RESULTS: Non- time-loss injuries were found at 66.1/1000 ph (n=686). Positionally, backs encountered more injuries (63%; 67.4/1000ph; n=400) than forwards (36%; 52.4/1000ph; n=233; RR=1.3; P=0.002). Most injuries were acute (93%), occurring in the tackle (67%). Shoulder tackles resulted in most non-time-loss injuries (63%) (backs 65%; forwards 58%; RR=1.7; P<0.001). Recurrent injuries (23%) occurred frequently. Main injuries were lower extremity ligament sprains (14.2%). Overall head/neck injury rates were 23%, and found higher with incorporation of tackles (26%). The sub-acute head trauma/contusion rate, where players were physician-cleared to return to sport (non-time loss) was 4.9% (3.2/1000ph).

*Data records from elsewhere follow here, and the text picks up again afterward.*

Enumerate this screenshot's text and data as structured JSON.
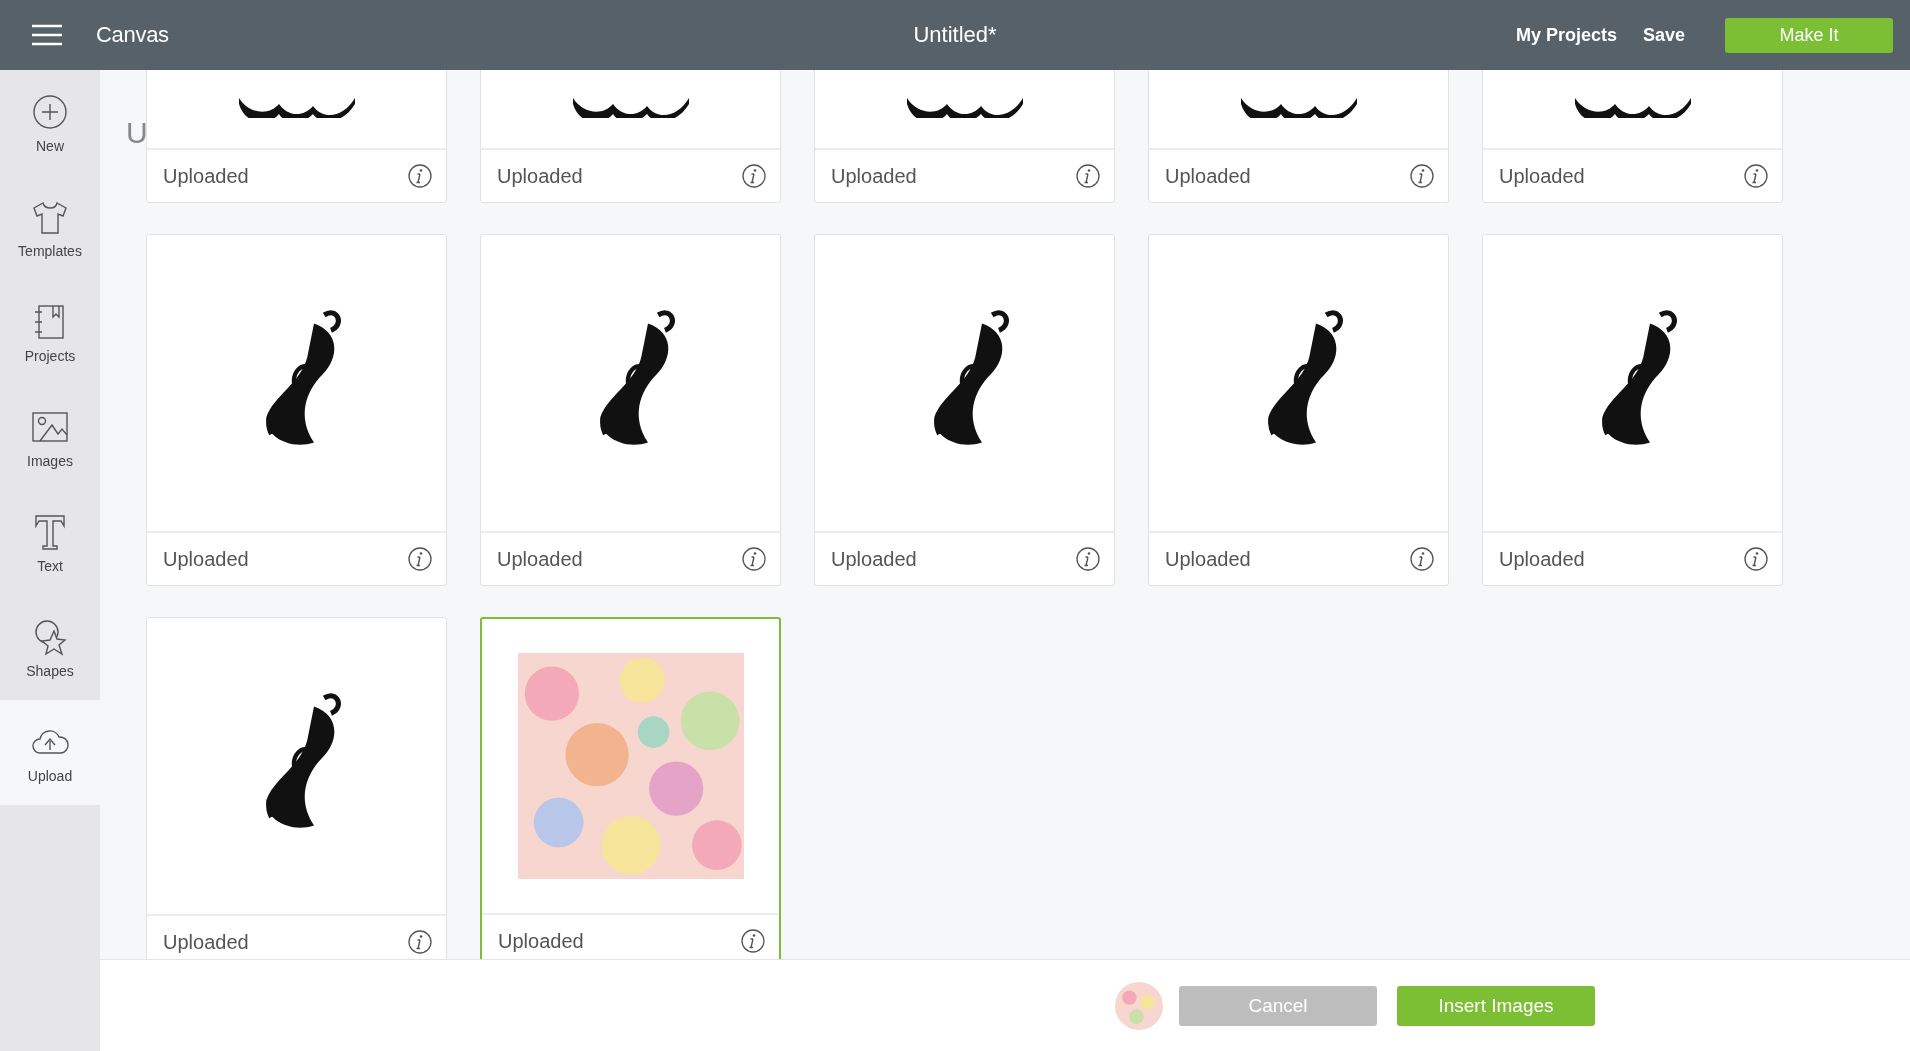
{
  "top_bar": {
    "title": "Canvas",
    "document": "Untitled*",
    "links": [
      {
        "label": "My Projects"
      },
      {
        "label": "Save"
      }
    ],
    "primary_button": "Make It"
  },
  "sidebar": {
    "items": [
      {
        "label": "New",
        "selected": false
      },
      {
        "label": "Templates",
        "selected": false
      },
      {
        "label": "Projects",
        "selected": false
      },
      {
        "label": "Images",
        "selected": false
      },
      {
        "label": "Text",
        "selected": false
      },
      {
        "label": "Shapes",
        "selected": false
      },
      {
        "label": "Upload",
        "selected": true
      }
    ]
  },
  "heading": "U",
  "tiles": [
    {
      "label": "Uploaded",
      "selected": false
    },
    {
      "label": "Uploaded",
      "selected": false
    },
    {
      "label": "Uploaded",
      "selected": false
    },
    {
      "label": "Uploaded",
      "selected": false
    },
    {
      "label": "Uploaded",
      "selected": false
    },
    {
      "label": "Uploaded",
      "selected": false
    },
    {
      "label": "Uploaded",
      "selected": false
    },
    {
      "label": "Uploaded",
      "selected": false
    },
    {
      "label": "Uploaded",
      "selected": false
    },
    {
      "label": "Uploaded",
      "selected": false
    },
    {
      "label": "Uploaded",
      "selected": false
    },
    {
      "label": "Uploaded",
      "selected": true
    }
  ],
  "bottom_bar": {
    "buttons": [
      {
        "label": "Cancel",
        "kind": "secondary"
      },
      {
        "label": "Insert Images",
        "kind": "primary"
      }
    ]
  }
}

CONCLUSIONS: Recording non-time-loss (medical attention) injuries will provide a true burden of injury and illness among the growing U.S. Rugby- 7s population. Most injuries occur to the lower extremity (41%), reflective of the greater amount running, acceleration and deceleration in the Rugby-7s format. Head/neck non-time-loss injury rates were found lower than the “all medical attention injuries (30%)” in community international male Rugby-15s. Most injuries were related to tackling amongst the upper extremity (35%), and head/neck (26%), making these areas a focus to reduce risk in the U.S. and support tackle-technique evaluations especially with head positional focusing and its target area (lateral hip). Proper medical assessments, need to scrutinize return to play post-tournaments to reduce recurrent injury risk in the U.S. men’s cohort. Investigations such as this will aid in understanding the current needs and allocation of medical resources for Rugby-7s.

© 2018 American College of Sports Medicine